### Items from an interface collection

□ □ □ □ □ □ □

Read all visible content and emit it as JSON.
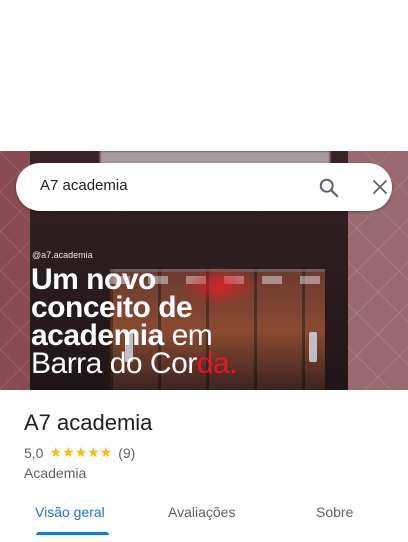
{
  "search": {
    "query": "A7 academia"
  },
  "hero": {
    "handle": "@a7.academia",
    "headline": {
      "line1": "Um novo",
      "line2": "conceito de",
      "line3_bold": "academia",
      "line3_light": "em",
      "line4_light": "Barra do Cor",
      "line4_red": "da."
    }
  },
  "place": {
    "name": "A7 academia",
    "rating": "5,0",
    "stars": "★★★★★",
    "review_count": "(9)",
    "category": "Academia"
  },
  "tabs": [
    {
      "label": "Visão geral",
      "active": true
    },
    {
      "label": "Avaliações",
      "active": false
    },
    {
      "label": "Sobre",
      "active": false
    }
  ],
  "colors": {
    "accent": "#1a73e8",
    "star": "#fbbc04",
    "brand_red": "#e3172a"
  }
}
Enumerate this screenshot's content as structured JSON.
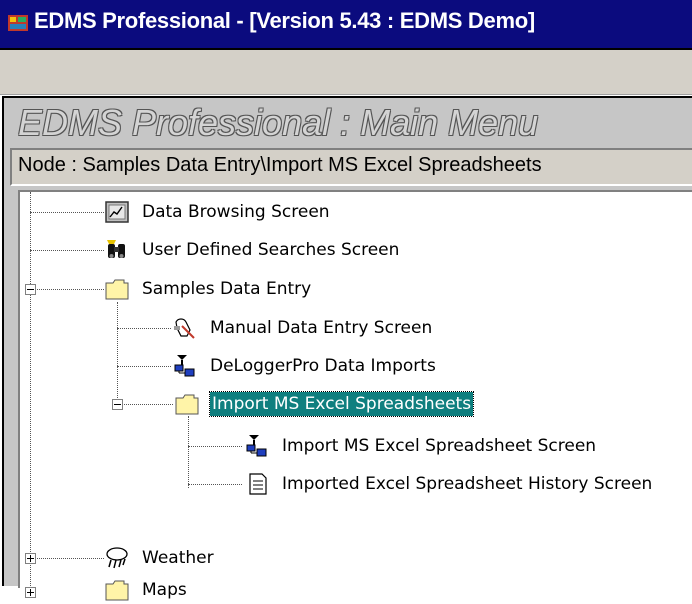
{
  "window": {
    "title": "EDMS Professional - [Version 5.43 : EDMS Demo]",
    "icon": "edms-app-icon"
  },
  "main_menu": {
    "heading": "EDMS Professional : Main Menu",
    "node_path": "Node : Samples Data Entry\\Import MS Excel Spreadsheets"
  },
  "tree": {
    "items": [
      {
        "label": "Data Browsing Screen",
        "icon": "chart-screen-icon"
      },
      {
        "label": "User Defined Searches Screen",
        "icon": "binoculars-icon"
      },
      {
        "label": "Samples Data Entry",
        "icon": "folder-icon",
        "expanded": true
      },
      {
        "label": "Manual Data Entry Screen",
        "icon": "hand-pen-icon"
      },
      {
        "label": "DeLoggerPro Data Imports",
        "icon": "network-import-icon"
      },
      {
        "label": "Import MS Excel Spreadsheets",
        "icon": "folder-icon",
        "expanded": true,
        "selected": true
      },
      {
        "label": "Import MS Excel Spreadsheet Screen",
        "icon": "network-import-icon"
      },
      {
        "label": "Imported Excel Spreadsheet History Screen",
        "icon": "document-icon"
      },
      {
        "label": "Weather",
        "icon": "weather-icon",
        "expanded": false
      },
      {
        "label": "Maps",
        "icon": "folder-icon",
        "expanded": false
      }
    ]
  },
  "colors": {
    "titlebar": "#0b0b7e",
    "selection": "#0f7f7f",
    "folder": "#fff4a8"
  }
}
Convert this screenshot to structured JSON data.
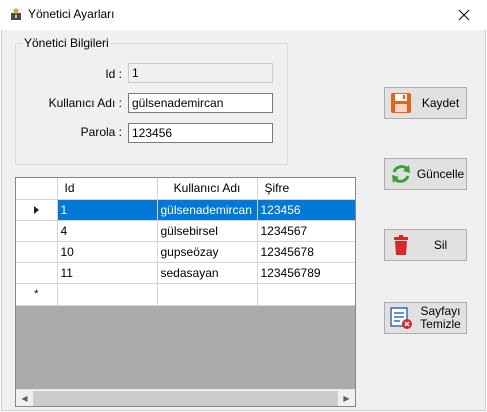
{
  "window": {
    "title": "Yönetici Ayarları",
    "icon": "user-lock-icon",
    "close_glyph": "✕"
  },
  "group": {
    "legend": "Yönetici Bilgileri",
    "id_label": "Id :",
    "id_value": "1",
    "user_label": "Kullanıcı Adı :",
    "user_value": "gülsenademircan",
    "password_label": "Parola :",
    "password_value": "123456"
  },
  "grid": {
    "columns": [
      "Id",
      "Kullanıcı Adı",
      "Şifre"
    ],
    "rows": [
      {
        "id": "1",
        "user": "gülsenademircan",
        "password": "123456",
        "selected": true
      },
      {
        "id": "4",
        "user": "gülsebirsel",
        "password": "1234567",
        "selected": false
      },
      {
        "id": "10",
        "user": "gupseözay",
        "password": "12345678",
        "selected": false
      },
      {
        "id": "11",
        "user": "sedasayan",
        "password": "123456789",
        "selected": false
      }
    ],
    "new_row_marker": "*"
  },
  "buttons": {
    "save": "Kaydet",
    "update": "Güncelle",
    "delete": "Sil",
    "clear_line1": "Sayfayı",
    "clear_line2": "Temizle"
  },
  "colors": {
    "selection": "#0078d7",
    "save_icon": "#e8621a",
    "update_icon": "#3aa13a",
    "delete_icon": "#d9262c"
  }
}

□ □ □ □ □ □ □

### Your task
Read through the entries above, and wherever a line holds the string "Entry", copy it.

### Expected answer
    "node_path": "Node : Samples Data Entry\\Import MS Excel Spreadsheets"
        "label": "Samples Data Entry",
        "label": "Manual Data Entry Screen",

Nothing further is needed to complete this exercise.